The film, Ghana: Digital Dumping Ground, documents the students' journey on the trail of electronic waste around the globe, which takes them to Ghana, China and India, and took the Outstanding Investigative Journalism in a News Magazine Award at last night's News and Documentary Emmy Awards ceremony.
The 10 young journalists, from the University of British Columbia's graduate school of journalism, worked with former 60 minutes producer Professor Peter Klein. The documentary was aired on the PBS documentary series FRONTLINE/World last year and also made the shortlist in the Emmys' Outstanding research category, which was won by Discovery's Planet Green.
Speaking in a press release, Klein, says a $1 million donation from the Mindset Social Innovation Foundation, which provides opportunities for students to study international reporting techniques in the field and to produce professional journalism on under-covered global issues, had made the documentary possible.
"The e-waste documentary is the kind of project that the vast majority of newsrooms couldn't have done. If an editor is going to give you tens of thousands of dollars, they want to be sure that there's going to be a story there. Our funding from Mindset Foundation is crucial, because we’re able to give students this opportunity to really show that you can do good journalism independently."

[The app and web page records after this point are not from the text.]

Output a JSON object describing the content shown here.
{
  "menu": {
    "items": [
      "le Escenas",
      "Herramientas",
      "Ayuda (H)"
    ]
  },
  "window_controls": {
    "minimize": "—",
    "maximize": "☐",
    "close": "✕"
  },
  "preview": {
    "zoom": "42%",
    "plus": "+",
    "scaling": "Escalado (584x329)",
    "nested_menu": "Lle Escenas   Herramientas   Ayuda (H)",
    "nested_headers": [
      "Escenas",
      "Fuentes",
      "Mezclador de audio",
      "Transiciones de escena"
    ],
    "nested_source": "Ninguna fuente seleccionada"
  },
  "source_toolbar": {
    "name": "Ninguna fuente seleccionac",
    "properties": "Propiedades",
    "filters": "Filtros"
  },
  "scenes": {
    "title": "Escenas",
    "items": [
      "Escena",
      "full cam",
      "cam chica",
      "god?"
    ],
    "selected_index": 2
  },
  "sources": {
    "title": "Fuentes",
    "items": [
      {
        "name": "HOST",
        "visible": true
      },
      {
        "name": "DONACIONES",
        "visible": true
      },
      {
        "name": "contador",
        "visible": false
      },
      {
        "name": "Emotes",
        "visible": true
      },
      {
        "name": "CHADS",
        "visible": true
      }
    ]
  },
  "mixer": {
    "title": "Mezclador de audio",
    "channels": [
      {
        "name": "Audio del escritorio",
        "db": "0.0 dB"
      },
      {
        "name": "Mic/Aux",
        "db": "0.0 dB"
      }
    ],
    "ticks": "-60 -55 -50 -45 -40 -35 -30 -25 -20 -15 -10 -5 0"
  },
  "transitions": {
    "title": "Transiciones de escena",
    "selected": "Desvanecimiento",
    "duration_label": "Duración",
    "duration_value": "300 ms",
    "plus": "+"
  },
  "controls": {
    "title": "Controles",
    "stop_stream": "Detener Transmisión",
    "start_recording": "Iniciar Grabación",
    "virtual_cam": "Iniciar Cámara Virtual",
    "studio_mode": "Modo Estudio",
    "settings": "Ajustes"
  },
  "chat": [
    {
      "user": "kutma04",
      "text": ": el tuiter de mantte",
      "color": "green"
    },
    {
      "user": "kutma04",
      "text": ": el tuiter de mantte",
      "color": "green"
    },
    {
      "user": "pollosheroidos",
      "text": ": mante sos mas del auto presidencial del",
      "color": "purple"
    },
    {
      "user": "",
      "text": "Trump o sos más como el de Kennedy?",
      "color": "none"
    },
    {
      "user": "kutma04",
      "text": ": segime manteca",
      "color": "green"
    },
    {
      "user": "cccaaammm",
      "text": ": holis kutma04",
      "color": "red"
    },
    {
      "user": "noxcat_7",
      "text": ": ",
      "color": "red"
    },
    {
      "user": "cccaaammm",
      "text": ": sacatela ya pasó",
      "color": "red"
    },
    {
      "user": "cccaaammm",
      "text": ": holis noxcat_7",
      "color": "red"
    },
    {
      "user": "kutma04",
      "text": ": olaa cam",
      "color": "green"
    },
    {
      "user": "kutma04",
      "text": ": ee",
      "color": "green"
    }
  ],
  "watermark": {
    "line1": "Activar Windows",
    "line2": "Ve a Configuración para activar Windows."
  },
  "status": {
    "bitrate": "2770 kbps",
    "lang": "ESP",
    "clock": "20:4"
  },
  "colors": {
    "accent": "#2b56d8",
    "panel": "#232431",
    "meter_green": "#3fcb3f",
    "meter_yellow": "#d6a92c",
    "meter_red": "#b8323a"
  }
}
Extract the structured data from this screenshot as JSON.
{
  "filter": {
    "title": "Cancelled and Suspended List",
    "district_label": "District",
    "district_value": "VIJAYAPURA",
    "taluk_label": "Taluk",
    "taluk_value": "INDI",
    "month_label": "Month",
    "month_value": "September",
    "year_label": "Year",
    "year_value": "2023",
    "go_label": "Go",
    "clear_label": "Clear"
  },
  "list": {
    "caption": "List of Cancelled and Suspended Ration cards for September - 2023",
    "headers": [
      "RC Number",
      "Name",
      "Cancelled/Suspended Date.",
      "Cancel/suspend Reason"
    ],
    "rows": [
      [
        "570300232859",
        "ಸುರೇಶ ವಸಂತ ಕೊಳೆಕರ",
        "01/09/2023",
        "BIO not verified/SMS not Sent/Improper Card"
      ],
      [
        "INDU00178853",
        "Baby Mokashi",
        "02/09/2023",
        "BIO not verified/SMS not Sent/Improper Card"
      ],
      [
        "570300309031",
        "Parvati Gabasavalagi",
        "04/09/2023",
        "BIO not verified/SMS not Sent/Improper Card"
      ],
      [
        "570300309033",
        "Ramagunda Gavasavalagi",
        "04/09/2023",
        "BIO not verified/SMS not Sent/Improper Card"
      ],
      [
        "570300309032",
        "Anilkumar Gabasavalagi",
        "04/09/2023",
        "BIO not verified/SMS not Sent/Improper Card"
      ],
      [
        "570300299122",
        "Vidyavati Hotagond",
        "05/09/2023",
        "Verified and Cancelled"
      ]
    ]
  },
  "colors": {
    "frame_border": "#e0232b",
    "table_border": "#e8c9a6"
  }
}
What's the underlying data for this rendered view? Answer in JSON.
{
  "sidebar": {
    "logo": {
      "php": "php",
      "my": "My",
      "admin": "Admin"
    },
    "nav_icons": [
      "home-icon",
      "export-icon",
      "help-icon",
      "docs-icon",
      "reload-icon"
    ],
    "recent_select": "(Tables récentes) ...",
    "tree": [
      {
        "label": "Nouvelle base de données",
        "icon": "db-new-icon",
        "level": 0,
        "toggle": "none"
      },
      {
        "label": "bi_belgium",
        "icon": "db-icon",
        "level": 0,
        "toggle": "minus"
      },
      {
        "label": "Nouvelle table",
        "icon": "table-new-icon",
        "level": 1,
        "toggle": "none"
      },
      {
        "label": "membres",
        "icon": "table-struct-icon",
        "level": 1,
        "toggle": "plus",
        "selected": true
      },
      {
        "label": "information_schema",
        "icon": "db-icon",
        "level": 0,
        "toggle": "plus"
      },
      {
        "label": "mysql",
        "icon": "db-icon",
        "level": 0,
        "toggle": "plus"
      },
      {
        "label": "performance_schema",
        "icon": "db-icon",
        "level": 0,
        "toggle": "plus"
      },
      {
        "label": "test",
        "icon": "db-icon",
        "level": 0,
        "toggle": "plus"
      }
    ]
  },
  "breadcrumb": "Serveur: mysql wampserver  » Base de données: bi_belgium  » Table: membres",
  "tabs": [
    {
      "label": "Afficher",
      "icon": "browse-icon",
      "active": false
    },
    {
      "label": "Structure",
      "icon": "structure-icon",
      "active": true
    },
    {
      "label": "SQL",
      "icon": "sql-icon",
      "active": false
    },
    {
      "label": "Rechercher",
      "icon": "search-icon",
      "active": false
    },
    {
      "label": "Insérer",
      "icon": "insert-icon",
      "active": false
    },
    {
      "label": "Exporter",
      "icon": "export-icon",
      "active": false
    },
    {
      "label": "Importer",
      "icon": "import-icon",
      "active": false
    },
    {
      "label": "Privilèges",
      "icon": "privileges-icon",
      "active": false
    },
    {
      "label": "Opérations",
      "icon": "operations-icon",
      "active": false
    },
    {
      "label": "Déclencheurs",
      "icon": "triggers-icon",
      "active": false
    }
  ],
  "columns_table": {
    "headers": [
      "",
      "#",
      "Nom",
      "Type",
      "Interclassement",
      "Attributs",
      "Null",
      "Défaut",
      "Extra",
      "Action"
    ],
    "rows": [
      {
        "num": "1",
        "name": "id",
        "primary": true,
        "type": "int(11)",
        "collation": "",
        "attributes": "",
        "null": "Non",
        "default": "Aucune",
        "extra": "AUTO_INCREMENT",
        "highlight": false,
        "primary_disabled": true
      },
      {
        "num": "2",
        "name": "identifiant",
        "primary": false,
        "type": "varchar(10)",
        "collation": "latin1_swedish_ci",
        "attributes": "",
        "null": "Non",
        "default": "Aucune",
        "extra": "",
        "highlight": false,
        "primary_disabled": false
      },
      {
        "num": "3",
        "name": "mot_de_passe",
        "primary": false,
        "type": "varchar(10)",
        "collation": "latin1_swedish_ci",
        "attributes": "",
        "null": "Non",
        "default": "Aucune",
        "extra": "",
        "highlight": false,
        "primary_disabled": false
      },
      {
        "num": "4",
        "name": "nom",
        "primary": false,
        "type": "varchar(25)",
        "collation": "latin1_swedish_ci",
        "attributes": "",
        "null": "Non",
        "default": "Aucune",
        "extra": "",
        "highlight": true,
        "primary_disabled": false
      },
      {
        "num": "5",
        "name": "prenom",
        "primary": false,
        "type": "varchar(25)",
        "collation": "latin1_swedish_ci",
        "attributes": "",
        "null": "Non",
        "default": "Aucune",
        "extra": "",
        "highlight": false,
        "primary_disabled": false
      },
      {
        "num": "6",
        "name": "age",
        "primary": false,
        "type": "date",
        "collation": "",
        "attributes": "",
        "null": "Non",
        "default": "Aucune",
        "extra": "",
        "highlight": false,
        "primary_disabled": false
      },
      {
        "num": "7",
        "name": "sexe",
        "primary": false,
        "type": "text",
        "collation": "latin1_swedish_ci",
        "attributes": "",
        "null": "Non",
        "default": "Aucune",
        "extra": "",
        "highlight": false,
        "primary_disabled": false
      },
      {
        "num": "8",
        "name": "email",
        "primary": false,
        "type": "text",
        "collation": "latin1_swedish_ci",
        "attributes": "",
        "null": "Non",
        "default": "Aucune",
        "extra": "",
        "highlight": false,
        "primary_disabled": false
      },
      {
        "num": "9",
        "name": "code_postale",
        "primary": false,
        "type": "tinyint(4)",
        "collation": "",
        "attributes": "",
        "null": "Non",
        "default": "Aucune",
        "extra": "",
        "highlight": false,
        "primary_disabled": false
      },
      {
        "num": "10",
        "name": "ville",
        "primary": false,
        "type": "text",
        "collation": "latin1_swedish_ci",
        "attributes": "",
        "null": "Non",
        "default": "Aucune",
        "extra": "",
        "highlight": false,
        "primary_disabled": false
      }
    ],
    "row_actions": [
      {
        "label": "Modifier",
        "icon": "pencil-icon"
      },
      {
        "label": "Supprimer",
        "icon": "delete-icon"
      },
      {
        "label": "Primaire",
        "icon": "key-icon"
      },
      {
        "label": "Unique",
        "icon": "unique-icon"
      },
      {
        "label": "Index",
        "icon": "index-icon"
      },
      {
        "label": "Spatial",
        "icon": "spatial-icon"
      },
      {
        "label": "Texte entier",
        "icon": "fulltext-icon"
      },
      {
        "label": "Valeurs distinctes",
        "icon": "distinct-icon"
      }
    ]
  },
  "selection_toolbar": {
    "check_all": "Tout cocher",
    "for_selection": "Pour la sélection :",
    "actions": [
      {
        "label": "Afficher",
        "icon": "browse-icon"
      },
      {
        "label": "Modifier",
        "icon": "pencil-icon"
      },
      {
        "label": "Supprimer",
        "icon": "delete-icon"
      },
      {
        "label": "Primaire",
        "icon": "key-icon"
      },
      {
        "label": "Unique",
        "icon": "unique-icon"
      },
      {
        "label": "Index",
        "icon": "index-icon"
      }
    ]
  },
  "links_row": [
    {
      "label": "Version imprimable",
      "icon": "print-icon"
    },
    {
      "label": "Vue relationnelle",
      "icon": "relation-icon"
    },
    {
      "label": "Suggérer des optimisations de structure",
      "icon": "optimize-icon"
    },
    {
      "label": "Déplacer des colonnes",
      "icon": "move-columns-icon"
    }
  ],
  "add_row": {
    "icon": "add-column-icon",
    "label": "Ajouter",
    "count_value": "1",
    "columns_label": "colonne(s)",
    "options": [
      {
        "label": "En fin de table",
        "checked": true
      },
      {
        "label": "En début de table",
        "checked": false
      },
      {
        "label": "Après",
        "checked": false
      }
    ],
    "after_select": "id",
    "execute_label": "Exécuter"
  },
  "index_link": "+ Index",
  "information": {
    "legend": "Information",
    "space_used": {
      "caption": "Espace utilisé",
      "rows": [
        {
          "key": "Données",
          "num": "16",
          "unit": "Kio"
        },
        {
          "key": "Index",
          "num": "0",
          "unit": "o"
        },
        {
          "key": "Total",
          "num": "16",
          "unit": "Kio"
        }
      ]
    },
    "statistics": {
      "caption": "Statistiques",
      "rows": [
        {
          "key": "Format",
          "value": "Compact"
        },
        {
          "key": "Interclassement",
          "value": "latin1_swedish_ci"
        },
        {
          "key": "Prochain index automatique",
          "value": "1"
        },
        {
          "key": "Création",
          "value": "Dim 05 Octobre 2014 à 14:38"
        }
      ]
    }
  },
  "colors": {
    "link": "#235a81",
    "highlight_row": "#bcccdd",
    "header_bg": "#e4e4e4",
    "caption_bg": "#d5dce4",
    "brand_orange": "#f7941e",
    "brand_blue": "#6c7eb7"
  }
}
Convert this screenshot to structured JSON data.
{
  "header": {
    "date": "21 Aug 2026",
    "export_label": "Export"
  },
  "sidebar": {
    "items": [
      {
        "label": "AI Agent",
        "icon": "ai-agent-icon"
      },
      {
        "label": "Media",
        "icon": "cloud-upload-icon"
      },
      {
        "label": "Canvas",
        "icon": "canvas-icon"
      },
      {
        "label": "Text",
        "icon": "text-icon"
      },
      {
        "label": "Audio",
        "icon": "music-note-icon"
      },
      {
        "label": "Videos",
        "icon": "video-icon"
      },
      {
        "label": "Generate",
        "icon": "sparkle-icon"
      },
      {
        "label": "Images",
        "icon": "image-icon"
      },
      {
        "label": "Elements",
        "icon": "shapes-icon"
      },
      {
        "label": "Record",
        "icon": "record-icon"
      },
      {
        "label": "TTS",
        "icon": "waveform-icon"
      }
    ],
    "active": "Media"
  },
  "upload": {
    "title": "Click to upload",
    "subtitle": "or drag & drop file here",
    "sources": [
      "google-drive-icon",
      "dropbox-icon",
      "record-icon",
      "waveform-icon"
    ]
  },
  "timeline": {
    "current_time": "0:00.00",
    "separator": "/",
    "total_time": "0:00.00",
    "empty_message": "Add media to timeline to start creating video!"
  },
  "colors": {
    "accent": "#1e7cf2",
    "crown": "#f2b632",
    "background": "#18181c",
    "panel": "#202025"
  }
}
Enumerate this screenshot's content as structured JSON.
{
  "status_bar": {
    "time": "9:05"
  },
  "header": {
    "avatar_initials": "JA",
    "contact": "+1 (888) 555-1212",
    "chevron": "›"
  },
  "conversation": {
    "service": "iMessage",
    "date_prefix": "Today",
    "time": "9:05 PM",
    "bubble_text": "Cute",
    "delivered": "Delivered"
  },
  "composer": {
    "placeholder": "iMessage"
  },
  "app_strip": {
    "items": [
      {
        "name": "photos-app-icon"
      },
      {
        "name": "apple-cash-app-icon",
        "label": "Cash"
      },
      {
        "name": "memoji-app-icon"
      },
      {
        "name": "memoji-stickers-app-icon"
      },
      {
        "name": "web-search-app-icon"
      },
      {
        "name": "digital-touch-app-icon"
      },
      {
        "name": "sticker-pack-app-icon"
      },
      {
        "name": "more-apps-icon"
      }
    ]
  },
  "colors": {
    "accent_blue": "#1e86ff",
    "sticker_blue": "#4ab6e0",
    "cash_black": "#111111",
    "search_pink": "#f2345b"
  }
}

CBS was the biggest winner at last night's awards taking home seven prizes, including recognition of its business and economic reporting and the Outstanding Interview prize for 'Saving Flight 1549'.
A full list of prize winners is available on the Emmy Awards website. Newspaper and magazines were also recognised in the annual awards with the Globe & Mail, New York Times and Time websites all taking home gongs for "new approaches to news and documentary programming" in current news coverage, documentaries and arts respectively.
Image shows child sat among electronic waste in Guiyu, Guangdong Province, China. © Greenpeace / Natalie Behring-Chisholm. Greenpeace Images